WASHINGTON -- Sen. Dick Durbin (D-Ill.) plans to take to the Senate floor every day this week to share the stories of young undocumented immigrants who came to the U.S. as children. His challenge to Republicans: Are these really the people you want to deport?
House Republicans voted earlier this month on a bill to fund the Department of Homeland Security that would block President Barack Obama's executive actions on immigration. Obama's policies could provide temporary work authorization and the ability to stay in the U.S. for up to 5 million people. Among those who will be helped by the president's actions are so-called Dreamers, the unauthorized immigrants who have been in the U.S. since they were kids, and currently can apply to stay and work in the country under the Deferred Action for Childhood Arrivals policy.
The House's DHS funding bill includes an amendment blocking DACA recipients from renewing their status, which they must do every two years. Some Republicans argue DHS should only receive funding if DACA and a similar program for parents of U.S. citizens and legal permanent residents are ended -- something the White House has said it won't approve, and something Durbin vehemently opposes.

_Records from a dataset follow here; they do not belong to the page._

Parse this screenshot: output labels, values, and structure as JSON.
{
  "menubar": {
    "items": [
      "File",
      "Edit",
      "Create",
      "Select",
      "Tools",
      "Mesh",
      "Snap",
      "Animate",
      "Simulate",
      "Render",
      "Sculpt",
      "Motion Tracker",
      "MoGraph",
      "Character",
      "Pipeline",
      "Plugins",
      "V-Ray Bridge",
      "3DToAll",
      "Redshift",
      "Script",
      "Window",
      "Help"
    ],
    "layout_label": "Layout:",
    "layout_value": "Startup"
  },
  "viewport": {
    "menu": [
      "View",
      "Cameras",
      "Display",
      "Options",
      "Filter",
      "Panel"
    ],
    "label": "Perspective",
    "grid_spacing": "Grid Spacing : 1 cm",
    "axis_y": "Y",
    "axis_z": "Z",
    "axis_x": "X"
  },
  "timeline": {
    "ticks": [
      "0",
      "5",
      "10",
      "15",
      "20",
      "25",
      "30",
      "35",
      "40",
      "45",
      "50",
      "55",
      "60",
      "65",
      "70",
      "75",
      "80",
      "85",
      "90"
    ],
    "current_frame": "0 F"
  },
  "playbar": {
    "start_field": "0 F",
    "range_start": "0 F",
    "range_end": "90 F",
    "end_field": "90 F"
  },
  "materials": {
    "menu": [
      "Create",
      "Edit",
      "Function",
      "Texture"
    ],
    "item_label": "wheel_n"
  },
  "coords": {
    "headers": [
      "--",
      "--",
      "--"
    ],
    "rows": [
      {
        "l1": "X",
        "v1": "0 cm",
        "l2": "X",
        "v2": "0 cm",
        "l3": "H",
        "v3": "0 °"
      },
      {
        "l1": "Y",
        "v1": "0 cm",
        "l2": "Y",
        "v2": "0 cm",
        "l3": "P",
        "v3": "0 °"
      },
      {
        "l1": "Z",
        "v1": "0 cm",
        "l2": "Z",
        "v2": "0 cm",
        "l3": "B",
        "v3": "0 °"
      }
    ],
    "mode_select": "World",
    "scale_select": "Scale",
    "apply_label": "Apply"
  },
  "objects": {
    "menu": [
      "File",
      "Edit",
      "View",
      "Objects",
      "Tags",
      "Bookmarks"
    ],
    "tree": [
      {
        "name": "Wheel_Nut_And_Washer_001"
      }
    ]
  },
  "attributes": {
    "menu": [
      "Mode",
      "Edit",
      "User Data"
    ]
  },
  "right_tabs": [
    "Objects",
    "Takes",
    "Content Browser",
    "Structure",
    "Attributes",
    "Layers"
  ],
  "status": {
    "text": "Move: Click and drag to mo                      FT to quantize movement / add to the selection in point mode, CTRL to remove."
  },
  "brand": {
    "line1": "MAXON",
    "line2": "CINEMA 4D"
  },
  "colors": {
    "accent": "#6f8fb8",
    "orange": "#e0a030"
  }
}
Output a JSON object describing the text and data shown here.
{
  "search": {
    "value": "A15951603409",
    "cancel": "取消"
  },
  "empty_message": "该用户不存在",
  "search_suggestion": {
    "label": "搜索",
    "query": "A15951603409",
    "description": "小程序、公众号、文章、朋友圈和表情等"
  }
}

"It is shameless to play politics with the lives of these young people, who grew up in this country and know no other home," Durbin said on the Senate floor. "It is just as shameless for House Republicans to put homeland security funding at risk to pursue their radical agenda."
If Republicans did succeed in ending DACA, more than half a million Dreamers who currently have the program's protections would be back at risk of deportation.
Durbin, the second highest-ranking Democrat in the Senate, authored the DREAM Act, a bill first introduced in 2001 that seeks to allow Dreamers to gain legal status and eventual citizenship. He has been going to the Senate floor for years to make the case for these young people, but this week, his office says he's ramping it up and will speak every day.
On Tuesday, Durbin brought a picture of Ola Kaso, who came to the U.S. from Albania in 1998 as a five-year-old. She is set to graduate from college later this year and hopes to eventually go to medical school and become an oncologist, Durbin said.
"If the House Republicans have their way and we pass in the Senate the language which was included as part of the Department of Homeland Security appropriation bill, Ola Kaso will never have a chance," he said. "She will be deported back to Albania, a country she really doesn't know at all. She will be forced to leave the United States. We will basically give up on the investment we've made as Americans in her education and her potential and tell her, 'leave.'"